File storage, unlike Block, maintains a logical hierarchy just like what you see in your computer: where you have files nested inside of folders. And because it maintains that hierarchy, you can lock single files for re-writing — which means there’s a bit more flexibility for collaboration.

What’s more, you can also delimit user access to certain files and folders, giving you really good control over that collaboration.

In short, file storage is likely the best class of storage for businesses that depend on internal collaboration and shared data access.

Okay, we know the three kinds of storage — object, block, and file. But what’s the takeaway here for most people? Well, a few observations:

First, regular people use storage in really different ways from big companies. Object storage is definitely the most common sort of storage you encounter everyday via the internet — because for the most part, we’re just retrieving media. But companies are using a lot of block storage (because it enables better analysis of data and it performs really well at scale) and file storage (because it allows us to collaborate without corrupting data).

The other high-level takeaway:

Storage and computing used to always be linked. You bought a laptop or desktop computer, and how much computing power it had generally corresponded with how much storage it would have. We’re now in a situation where compute and storage in a cloud environment can become decoupled. Not only do cloud storage and compute dwarf traditional local resources — you can access vast quantities of both using machines with highly variable individual capabilities.

Cloud storage is the unsung hero of the modern era: humanity is creating some 100 billion terabytes of data each year at this point, and that number is rapidly rising. But numbers that big are hard to visualize. So think about it like this: if every byte of data we created last year was a millimeter, our data would reach the sun... and back... over 300 million times. Okay, that still doesn’t help. Basically, the amount of data here is unimaginably big.

And this digital reality depends on an infrastructure most of us take for granted. If you want to learn more about the cloud, including cloud storage, check out my video on the topic, and read about more exciting implementations, like how the Code Examples team created a serverless application that detects labels for images and lets the user download those images by label.
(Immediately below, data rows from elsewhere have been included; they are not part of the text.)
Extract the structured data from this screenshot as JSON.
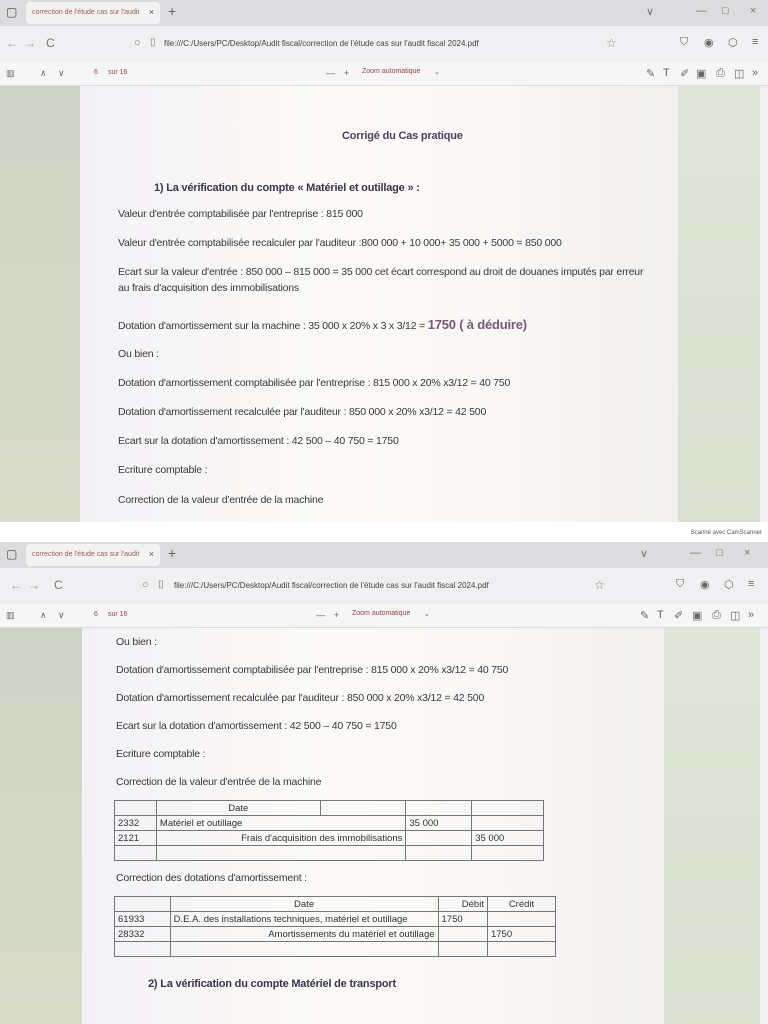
{
  "browser": {
    "tab_title": "correction de l'étude cas sur l'audit",
    "url": "file:///C:/Users/PC/Desktop/Audit fiscal/correction de l'étude cas sur l'audit fiscal 2024.pdf",
    "page_current": "6",
    "page_of": "sur 16",
    "zoom_label": "Zoom automatique",
    "zoom_minus": "—",
    "zoom_plus": "+",
    "icons": {
      "back": "←",
      "forward": "→",
      "reload": "C",
      "close": "×",
      "plus": "+",
      "minimize": "—",
      "restore": "□",
      "star": "☆",
      "menu": "≡",
      "more": "»",
      "up": "∧",
      "down": "∨"
    }
  },
  "scanner_label": "Scanné avec CamScanner",
  "doc_top": {
    "title": "Corrigé du Cas pratique",
    "section1": "1) La vérification du compte « Matériel et outillage » :",
    "lines": [
      "Valeur d'entrée comptabilisée par l'entreprise : 815 000",
      "Valeur d'entrée comptabilisée recalculer par l'auditeur :800 000 + 10 000+ 35 000 + 5000 = 850 000",
      "Ecart sur la valeur d'entrée : 850 000 – 815 000 = 35 000 cet écart correspond au droit de douanes imputés par erreur",
      "au frais d'acquisition des immobilisations"
    ],
    "dotation_prefix": "Dotation d'amortissement sur la machine : 35 000 x 20% x 3 x 3/12 = ",
    "dotation_result": "1750 ( à déduire)",
    "lines2": [
      "Ou bien :",
      "Dotation d'amortissement comptabilisée par l'entreprise : 815 000 x 20% x3/12 = 40 750",
      "Dotation d'amortissement recalculée par l'auditeur : 850 000 x 20% x3/12 = 42 500",
      "Ecart sur la dotation d'amortissement : 42 500 – 40 750 = 1750",
      "Ecriture comptable :",
      "Correction de la valeur d'entrée de la machine"
    ]
  },
  "doc_bottom": {
    "lines": [
      "Ou bien :",
      "Dotation d'amortissement comptabilisée par l'entreprise : 815 000 x 20% x3/12 = 40 750",
      "Dotation d'amortissement recalculée par l'auditeur : 850 000 x 20% x3/12 = 42 500",
      "Ecart sur la dotation d'amortissement : 42 500 – 40 750 = 1750",
      "Ecriture comptable :",
      "Correction de la valeur d'entrée de la machine"
    ],
    "table1": {
      "header_date": "Date",
      "row1": {
        "account": "2332",
        "label": "Matériel et outillage",
        "debit": "35 000",
        "credit": ""
      },
      "row2": {
        "account": "2121",
        "label": "Frais d'acquisition des immobilisations",
        "debit": "",
        "credit": "35 000"
      }
    },
    "subtitle2": "Correction des dotations d'amortissement :",
    "table2": {
      "header_date": "Date",
      "header_debit": "Débit",
      "header_credit": "Crédit",
      "row1": {
        "account": "61933",
        "label": "D.E.A. des installations techniques, matériel et outillage",
        "debit": "1750",
        "credit": ""
      },
      "row2": {
        "account": "28332",
        "label": "Amortissements du matériel et outillage",
        "debit": "",
        "credit": "1750"
      }
    },
    "section2": "2) La vérification du compte Matériel de transport"
  }
}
Any opinions in this post are those of the individual author and may not reflect the opinions of AWS.